TASK – Every line containing the string "iPhone" should be returned from the records.

Element data from apps and pages
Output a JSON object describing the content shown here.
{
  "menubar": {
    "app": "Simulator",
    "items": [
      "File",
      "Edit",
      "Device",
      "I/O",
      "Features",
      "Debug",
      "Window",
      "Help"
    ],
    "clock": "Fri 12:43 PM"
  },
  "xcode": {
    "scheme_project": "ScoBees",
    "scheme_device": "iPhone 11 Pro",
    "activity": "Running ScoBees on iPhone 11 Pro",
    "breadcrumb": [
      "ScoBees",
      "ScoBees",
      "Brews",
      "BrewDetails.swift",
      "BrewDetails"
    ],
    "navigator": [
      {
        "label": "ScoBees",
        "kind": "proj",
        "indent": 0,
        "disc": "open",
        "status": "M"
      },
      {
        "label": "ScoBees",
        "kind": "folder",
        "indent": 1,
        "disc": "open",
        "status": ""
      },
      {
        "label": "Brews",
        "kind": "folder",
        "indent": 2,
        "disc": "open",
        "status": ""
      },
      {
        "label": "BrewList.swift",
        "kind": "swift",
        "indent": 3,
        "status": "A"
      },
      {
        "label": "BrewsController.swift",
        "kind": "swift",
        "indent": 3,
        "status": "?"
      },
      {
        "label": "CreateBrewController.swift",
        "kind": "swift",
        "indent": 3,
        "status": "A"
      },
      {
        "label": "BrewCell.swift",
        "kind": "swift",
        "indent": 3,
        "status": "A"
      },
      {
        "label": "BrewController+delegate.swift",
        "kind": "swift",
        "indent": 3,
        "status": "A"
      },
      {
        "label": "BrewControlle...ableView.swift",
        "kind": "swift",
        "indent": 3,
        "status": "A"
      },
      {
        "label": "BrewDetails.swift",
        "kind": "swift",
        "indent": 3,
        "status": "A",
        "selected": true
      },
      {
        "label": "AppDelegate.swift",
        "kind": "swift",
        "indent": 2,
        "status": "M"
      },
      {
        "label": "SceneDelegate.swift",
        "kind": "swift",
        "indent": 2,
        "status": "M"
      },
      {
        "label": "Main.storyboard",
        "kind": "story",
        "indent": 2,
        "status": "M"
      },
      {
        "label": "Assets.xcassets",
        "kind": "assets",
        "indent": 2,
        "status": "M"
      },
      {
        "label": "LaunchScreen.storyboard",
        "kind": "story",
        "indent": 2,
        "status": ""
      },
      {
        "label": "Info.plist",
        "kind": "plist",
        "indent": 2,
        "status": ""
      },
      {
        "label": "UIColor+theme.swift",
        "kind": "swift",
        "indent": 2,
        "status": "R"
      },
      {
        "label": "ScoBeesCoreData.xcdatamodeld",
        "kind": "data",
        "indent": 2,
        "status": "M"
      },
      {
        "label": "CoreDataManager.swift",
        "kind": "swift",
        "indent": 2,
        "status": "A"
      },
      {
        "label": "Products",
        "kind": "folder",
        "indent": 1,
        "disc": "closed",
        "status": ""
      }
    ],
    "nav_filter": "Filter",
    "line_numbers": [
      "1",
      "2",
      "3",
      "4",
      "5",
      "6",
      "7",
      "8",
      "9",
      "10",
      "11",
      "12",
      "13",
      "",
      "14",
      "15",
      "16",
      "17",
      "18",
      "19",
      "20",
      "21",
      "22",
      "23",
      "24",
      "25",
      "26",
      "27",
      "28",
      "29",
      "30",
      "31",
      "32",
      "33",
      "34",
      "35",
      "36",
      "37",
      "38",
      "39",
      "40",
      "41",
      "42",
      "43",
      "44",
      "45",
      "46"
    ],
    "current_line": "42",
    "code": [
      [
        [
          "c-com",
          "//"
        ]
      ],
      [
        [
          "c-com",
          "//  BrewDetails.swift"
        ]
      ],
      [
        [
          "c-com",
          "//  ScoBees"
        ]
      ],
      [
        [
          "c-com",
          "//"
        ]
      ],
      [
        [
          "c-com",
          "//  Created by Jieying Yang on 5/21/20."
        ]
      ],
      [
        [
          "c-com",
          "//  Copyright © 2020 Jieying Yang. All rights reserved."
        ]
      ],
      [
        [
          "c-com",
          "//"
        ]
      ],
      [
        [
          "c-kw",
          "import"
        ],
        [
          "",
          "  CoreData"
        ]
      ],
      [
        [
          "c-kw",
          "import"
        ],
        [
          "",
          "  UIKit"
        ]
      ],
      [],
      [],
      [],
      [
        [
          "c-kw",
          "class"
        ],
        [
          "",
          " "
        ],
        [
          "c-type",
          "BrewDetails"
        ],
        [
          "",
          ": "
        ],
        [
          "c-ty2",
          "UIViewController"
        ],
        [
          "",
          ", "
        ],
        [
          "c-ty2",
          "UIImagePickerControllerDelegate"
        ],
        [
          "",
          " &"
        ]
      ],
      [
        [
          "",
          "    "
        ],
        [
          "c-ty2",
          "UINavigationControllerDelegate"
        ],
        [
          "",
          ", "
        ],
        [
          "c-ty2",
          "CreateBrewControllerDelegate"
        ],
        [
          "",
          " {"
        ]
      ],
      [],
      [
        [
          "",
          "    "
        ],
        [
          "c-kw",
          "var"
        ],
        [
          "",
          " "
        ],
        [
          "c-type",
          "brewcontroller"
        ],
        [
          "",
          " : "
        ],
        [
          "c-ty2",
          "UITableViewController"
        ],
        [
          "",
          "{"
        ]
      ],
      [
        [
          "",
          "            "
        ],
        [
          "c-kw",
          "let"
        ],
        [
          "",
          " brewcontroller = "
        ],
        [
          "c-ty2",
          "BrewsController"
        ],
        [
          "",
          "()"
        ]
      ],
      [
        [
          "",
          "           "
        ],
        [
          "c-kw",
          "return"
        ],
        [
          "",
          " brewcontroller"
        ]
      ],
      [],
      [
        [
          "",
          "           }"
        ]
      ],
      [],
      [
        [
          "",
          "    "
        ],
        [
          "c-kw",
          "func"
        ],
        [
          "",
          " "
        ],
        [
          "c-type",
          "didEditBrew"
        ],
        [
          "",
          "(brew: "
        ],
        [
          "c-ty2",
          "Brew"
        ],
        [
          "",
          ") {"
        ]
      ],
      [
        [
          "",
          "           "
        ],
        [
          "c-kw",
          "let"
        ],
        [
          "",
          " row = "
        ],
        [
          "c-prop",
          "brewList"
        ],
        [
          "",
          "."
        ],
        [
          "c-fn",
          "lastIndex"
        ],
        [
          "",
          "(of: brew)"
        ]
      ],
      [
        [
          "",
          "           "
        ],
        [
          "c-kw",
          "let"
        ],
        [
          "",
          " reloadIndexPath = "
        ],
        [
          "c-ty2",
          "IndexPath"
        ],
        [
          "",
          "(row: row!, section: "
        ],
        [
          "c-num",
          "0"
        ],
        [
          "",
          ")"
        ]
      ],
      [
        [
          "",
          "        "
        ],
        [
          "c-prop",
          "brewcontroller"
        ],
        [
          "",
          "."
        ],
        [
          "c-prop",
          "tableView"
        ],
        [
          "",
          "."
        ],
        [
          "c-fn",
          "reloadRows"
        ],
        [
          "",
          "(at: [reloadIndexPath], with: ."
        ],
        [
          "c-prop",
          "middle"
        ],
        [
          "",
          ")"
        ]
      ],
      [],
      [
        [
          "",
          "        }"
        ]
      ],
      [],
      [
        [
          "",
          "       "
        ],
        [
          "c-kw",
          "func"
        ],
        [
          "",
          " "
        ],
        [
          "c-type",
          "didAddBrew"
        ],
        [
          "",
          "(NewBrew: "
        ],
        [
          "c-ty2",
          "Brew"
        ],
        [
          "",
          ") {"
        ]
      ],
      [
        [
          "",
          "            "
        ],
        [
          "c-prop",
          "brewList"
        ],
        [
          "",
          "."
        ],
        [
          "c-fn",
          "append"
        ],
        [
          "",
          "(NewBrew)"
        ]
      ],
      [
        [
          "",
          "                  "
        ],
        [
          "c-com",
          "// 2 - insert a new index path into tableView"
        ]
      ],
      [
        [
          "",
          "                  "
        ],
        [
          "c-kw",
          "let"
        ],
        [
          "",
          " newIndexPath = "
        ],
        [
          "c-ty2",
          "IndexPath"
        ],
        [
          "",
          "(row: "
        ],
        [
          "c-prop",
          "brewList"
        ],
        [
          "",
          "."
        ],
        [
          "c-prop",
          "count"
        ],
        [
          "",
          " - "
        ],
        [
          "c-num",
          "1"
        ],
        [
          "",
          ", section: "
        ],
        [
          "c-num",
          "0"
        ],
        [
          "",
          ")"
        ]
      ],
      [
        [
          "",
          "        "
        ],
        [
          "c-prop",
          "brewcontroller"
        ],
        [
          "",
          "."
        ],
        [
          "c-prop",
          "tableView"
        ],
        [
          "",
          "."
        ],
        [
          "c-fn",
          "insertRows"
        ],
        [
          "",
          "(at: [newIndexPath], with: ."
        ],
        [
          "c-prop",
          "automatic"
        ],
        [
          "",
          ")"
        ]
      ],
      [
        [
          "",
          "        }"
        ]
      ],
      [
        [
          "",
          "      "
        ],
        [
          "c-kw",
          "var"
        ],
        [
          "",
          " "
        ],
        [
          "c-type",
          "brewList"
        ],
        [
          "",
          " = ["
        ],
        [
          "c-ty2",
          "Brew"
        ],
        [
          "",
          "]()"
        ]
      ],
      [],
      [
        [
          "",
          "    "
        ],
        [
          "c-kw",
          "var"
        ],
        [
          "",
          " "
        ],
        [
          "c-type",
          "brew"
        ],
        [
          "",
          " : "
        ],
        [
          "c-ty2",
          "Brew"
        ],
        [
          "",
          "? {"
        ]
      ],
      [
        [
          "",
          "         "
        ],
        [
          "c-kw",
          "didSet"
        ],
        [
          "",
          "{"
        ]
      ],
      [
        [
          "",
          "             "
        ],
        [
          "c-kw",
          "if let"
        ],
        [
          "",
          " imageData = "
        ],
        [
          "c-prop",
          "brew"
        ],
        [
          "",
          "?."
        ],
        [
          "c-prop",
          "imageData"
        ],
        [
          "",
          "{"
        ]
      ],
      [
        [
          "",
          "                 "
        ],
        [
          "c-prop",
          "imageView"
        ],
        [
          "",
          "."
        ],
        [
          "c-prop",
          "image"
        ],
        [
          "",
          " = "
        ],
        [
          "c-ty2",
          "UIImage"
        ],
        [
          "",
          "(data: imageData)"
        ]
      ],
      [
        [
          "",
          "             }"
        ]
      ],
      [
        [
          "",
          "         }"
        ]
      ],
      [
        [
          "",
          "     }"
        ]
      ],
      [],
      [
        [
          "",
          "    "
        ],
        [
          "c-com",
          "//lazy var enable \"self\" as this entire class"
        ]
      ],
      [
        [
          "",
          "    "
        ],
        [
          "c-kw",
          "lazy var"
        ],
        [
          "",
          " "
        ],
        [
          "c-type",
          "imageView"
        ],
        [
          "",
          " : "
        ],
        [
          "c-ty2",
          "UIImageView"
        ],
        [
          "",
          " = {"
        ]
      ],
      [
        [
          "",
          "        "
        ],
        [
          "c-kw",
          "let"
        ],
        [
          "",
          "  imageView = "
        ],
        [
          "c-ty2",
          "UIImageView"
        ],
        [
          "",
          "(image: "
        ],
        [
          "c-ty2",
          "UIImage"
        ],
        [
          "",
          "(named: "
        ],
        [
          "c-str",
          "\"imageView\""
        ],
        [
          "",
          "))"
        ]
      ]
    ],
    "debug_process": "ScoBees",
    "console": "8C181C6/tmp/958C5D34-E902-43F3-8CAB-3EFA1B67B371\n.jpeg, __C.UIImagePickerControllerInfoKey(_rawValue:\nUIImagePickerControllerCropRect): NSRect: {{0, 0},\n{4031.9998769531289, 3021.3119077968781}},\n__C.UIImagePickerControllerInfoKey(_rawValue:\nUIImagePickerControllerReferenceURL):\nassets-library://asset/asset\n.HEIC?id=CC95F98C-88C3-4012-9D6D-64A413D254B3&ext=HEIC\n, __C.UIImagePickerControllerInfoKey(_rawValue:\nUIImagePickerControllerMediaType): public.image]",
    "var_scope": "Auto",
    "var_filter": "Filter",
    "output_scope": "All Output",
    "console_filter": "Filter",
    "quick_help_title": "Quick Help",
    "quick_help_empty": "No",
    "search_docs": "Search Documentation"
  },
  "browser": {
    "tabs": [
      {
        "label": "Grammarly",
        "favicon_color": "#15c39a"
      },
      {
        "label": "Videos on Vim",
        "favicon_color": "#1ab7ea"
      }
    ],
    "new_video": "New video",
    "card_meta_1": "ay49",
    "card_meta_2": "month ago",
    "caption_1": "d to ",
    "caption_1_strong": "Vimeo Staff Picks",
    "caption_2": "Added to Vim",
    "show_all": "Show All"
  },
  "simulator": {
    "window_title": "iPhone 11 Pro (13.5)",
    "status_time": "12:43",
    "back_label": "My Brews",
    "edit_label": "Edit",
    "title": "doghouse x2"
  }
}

WRITTEN SOLUTION –
    "scheme_device": "iPhone 11 Pro",
    "activity": "Running ScoBees on iPhone 11 Pro",
    "window_title": "iPhone 11 Pro (13.5)",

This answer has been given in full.